Borealis Group (Vienna, Austria) and the Reclay Group, international experts in environmental and material recovery management, announce the beginning of a new, jointly-founded entity, Recelerate GmbH. The new organization’s mission is to redesign the critical steps of the plastics sorting and recycling system for post-consumer lightweight packaging (LWP) to speed up circularity, born from a need to meet the rising market demand for high-quality recyclates for use in high-end plastic applications.
Recelerate will play a critical connector role in the plastic value chain, connecting downstream and upstream expertise to rethink how LWP waste is managed, sorted, processed, and recycled. The new entity will be powered by Reclay Group’s strength in the area of extended producer responsibility schemes (EPR) and Borealis’ focus on growth of a more circular plastic model, powered in part by its proprietary recycling technology Borcycle.
This combination will enable a macro view approach to identify opportunities to add value and invest where it matters, to ensure more and more plastic waste from LWP is able to stay within the value chain.
For Reclay, Recelerate will help grow the reach, scale and impact of EPR; for Borealis, it will open up supply of post-consumer plastic waste to be recycled with its Borcycle recycling technology; for customers and consumers, it means greater access to high quality recycled materials. Recelerate will connect critical partners in the plastic value chain; closing the gap, and accelerating the growth and scaling of circular plastics.
“In line with our integrated approach toward more circular plastics, Recelerate will enable significant progress in waste feedstock optimisation. Together with our partners, we are committed to reinventing the plastics system for more sustainable living,” explains Lucrèce Foufopoulos, Borealis Executive Vice President Polyolefins, Innovation & Technology and Circular Economy Solutions.
“We’re excited to begin Recelerate’s journey to unlock greater plastic circularity through rethinking and reshaping sorting and recycling”, says Raffael A. Fruscio, Owner and Managing Director of the Reclay Group. “This is an important moment to build on existing strengths and get some momentum in creating smart, successful, sustainable models that more and more businesses, regions and communities can benefit from. Together we will ensure that valuable material is kept in the cycle.”
By Mary Page Bailey
France has launched an offshore green hydrogen production platform at the country’s Port of Saint-Nazaire this week, along with its first offshore wind farm. The hydrogen plant, which its operators say is the world’s first facility of its type, coincides with the launch of another “first of its kind” facility in Sweden dedicated to storing hydrogen in an underground lined rock cavern (LRC).

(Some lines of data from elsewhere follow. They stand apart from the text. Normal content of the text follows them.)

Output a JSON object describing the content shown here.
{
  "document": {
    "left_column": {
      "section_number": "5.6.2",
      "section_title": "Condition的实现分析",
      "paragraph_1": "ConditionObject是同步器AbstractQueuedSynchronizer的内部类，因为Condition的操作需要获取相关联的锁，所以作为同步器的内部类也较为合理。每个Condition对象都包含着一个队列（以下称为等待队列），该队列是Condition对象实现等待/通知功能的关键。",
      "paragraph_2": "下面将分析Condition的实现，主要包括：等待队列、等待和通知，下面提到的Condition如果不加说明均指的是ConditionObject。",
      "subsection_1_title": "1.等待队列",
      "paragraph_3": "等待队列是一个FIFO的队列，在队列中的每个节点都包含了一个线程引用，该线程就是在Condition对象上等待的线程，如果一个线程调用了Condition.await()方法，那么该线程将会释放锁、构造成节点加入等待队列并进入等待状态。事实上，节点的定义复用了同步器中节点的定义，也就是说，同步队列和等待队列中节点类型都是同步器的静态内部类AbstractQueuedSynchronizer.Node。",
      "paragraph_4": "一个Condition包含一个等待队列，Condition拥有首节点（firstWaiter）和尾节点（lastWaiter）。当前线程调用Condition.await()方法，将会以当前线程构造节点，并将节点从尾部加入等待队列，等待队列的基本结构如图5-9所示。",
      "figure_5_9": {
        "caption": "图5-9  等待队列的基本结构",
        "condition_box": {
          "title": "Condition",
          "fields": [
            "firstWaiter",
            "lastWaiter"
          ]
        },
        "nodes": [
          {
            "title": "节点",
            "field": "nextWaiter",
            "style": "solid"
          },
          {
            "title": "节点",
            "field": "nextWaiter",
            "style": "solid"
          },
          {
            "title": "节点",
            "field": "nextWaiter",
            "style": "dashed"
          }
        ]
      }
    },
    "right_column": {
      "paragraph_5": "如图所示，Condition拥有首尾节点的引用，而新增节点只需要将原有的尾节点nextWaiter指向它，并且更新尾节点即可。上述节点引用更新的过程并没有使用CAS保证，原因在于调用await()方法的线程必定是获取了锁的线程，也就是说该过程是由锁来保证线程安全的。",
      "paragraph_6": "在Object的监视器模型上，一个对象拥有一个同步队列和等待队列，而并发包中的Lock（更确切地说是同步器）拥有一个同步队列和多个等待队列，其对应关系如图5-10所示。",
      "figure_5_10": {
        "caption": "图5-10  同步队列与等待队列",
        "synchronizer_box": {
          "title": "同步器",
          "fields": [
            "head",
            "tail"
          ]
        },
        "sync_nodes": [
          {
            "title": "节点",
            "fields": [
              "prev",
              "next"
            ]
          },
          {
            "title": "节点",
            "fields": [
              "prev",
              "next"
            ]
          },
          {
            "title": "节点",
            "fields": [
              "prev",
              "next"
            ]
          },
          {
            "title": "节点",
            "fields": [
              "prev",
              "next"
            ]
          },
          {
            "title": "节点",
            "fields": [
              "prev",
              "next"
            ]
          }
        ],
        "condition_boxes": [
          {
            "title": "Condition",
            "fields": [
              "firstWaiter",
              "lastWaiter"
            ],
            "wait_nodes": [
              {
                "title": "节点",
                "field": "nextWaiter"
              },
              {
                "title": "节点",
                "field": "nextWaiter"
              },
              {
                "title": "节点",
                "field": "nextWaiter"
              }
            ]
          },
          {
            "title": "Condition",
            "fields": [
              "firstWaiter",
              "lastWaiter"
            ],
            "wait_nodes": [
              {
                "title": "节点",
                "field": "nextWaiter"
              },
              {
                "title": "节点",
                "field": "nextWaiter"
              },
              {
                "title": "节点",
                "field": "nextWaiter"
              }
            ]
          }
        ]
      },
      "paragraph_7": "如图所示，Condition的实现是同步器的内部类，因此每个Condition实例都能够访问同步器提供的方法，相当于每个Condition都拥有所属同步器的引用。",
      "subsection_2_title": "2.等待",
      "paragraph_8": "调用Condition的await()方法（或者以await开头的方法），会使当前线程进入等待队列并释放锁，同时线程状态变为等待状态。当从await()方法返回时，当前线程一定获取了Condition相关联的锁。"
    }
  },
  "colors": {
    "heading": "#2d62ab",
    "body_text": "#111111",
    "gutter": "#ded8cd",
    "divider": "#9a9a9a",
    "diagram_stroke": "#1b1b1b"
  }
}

The project sets up the Hydrogen Valley in Rome, the first industrial-scale technological hub for the development of the national supply chain for the production, transport, storage and use of hydrogen for the decarbonization of industrial processes and for sustainable mobility.
At first glance, hydrogen seems to be the perfect solution to our energy needs. It doesn’t produce any carbon dioxide when used. It can store energy for long periods of time. It doesn’t leave behind hazardous waste materials, like nuclear does. And it doesn’t require large swathes of land to be flooded, like hydroelectricity. Seems too good to be true. So…what’s the catch?